I saw that and I was like hmm. Scanning electron microscopes have sure advanced a lot since I was a grad student.
it was one of those random, oh, this is how i learned about XYZ moment for me as well. yes, as he states in the video, i could also have read the wikipedia page (and at some point i probably still will), but his explanation went into so much new information for me that it was filled with so many "hmm, never really thought about that to even consider how it worked", but here's the info in a youtube video so now i just have answers to questions i didn't know i had
I like this dude and subscribe to his channel. It's my hope that my next move will land me in a spot with enough space to build a home workshop. It seems like a great hobby.
Meta: there are lots of video posts tagged "[video] (youtube)", which is redundant, and gives no information beyond that it's a video. Could that second half mention the YouTube channel that's being referenced? That would be the equivalent of most website references. Perhaps "[video] (youtube.com/@Clough42)"?
that's doesn't seem like a bad idea to me, but how would that be different than having the author's name attached to all submissions? we see wsj.com, nyt.com, etc all the time with no other metadata.
i get the label for [PDF] and what not, but does anyone think a link to youtube.com is NOT going to be a video?
The purpose of that label is to warn people who don’t want video. Anyone who wants the additional metadata can get it by clicking the link.
What's most amazing about this video is that he was able to get an electron microscope for $3.
If you like learning how things work, like to learn lots of things and want a good subject to motivate you, restore an older car to perfect working order. You will be investigating mechanics, electronics, chemistry, metal working, even upholstery. Hell, I got into 3D printing too since some of the older plastic parts simply aren’t made anymore.
And at the end of it, you get a sweet perfect vintage car to show for all your learning.
And my personal corollary: R/C cars when I was a kid. I learned so many useful things from building, driving, breaking, and fixing them!
DC electronics, motors, suspension tuning and theory, PWM, basic mechanical “instincts”, soldering, how transmissions work (some models had even fluid-filled torque converters on them) differential gearing (and some had limited slip!) and even regenerative braking.
Years later I’d constantly be surprised how all of these things worked almost the same way in real cars.

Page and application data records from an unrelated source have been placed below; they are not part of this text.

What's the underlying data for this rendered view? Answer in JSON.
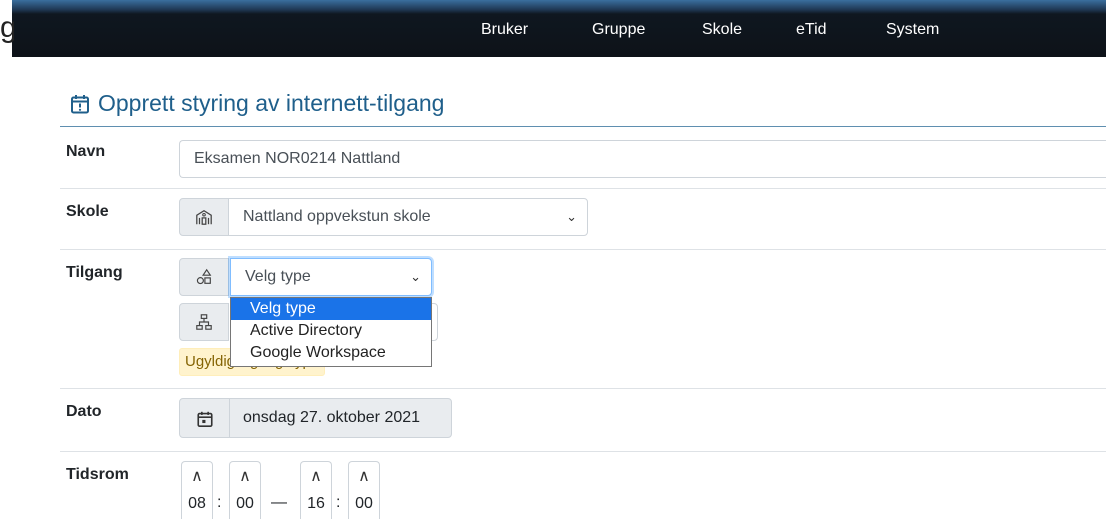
{
  "nav": {
    "brand_fragment": "g",
    "items": [
      "Bruker",
      "Gruppe",
      "Skole",
      "eTid",
      "System"
    ]
  },
  "page": {
    "title": "Opprett styring av internett-tilgang"
  },
  "form": {
    "navn": {
      "label": "Navn",
      "value": "Eksamen NOR0214 Nattland"
    },
    "skole": {
      "label": "Skole",
      "selected": "Nattland oppvekstun skole"
    },
    "tilgang": {
      "label": "Tilgang",
      "type_selected": "Velg type",
      "options": [
        "Velg type",
        "Active Directory",
        "Google Workspace"
      ],
      "warning": "Ugyldig tilgangstype"
    },
    "dato": {
      "label": "Dato",
      "value": "onsdag 27. oktober 2021"
    },
    "tidsrom": {
      "label": "Tidsrom",
      "from_hour": "08",
      "from_minute": "00",
      "to_hour": "16",
      "to_minute": "00",
      "time_sep": ":",
      "range_sep": "—"
    }
  },
  "colors": {
    "accent": "#1f5f8b",
    "nav_bg": "#0d1218",
    "selected_option": "#1a73e8",
    "warning_bg": "#fff3cd"
  },
  "icons": {
    "title": "calendar-alert-icon",
    "skole": "school-icon",
    "tilgang_type": "shapes-icon",
    "tilgang_group": "hierarchy-icon",
    "dato": "calendar-icon",
    "spinner": "chevron-up-icon",
    "select": "chevron-down-icon"
  }
}
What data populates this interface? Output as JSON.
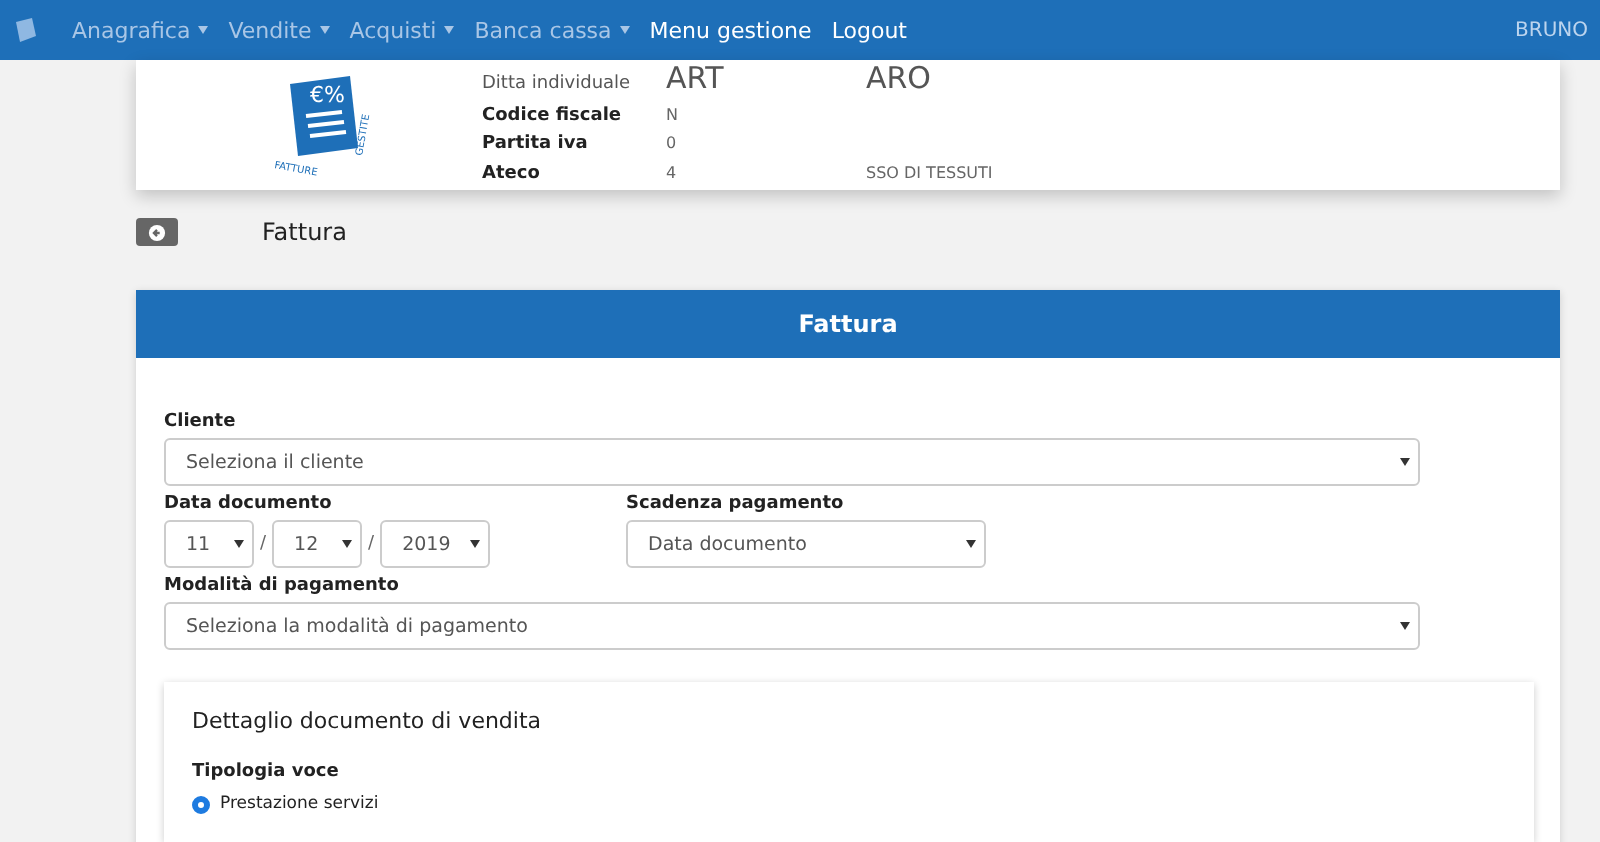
{
  "navbar": {
    "items": [
      {
        "label": "Anagrafica",
        "kind": "dropdown"
      },
      {
        "label": "Vendite",
        "kind": "dropdown"
      },
      {
        "label": "Acquisti",
        "kind": "dropdown"
      },
      {
        "label": "Banca cassa",
        "kind": "dropdown"
      },
      {
        "label": "Menu gestione",
        "kind": "link"
      },
      {
        "label": "Logout",
        "kind": "link"
      }
    ],
    "user": "BRUNO"
  },
  "company": {
    "logo_symbol": "€%",
    "logo_text": "FATTURE",
    "logo_text_2": "GESTITE",
    "type_label": "Ditta individuale",
    "name_start": "ART",
    "name_end": "ARO",
    "fields": [
      {
        "label": "Codice fiscale",
        "value": "N"
      },
      {
        "label": "Partita iva",
        "value": "0"
      },
      {
        "label": "Ateco",
        "value": "4",
        "value_end": "SSO DI TESSUTI"
      }
    ]
  },
  "page_title": "Fattura",
  "form": {
    "title": "Fattura",
    "cliente": {
      "label": "Cliente",
      "placeholder": "Seleziona il cliente"
    },
    "data_documento": {
      "label": "Data documento",
      "day": "11",
      "separator_1": "/",
      "month": "12",
      "separator_2": "/",
      "year": "2019"
    },
    "scadenza": {
      "label": "Scadenza pagamento",
      "value": "Data documento"
    },
    "modalita": {
      "label": "Modalità di pagamento",
      "placeholder": "Seleziona la modalità di pagamento"
    },
    "detail": {
      "title": "Dettaglio documento di vendita",
      "tipologia_label": "Tipologia voce",
      "options": [
        {
          "label": "Prestazione servizi",
          "selected": true
        }
      ]
    }
  }
}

Ha! I started on flight sim, made it to rc planes, and the first day of flight instruction, I told the instructor and he said: “if you can fly rc, you can fly full scale.” All I had to master was emergency procedures and some theory on the throttle vs pitch and I was off to the skies!
I’d imagine the stakes are a little higher when you're on the plane looking down than when you're on the ground looking up?
The rest makes sense. Controls are in different places, everything is bigger, but the basics are the same.
Is the bigger plane easier in the sense it is less twitchy?
I’ve tried a couple of RC helicopters and the larger one was much easier to handle.
Yeah, flying a plane is "easy". It's the taking off and landing that gets tricky. /s
- It makes the drills harder, but as a result likely also more brittle, so they may only be "stronger" for certain applications
- Using the bit properly is much more important than what it's made of/whether it's cryo treated - he got an entire plate of steel with one bit with 30 m/min (and the bit was still good at the end) and then destroyed 7 bits, included some treated ones, on fewer holes than that using 40 m/min (I assume that's surface speed).
- This also means he didn't test how much longer the bit would last under good conditions, only that it was able to withstand non-optimal conditions longer. While it's likely that this transfers, it's not guaranteed.
Applied Science is an amazing channel. I'd also recommend checking out Breaking Taps and Alpha Phoenix for similar content.
That dude has a $50,000 oscilloscope.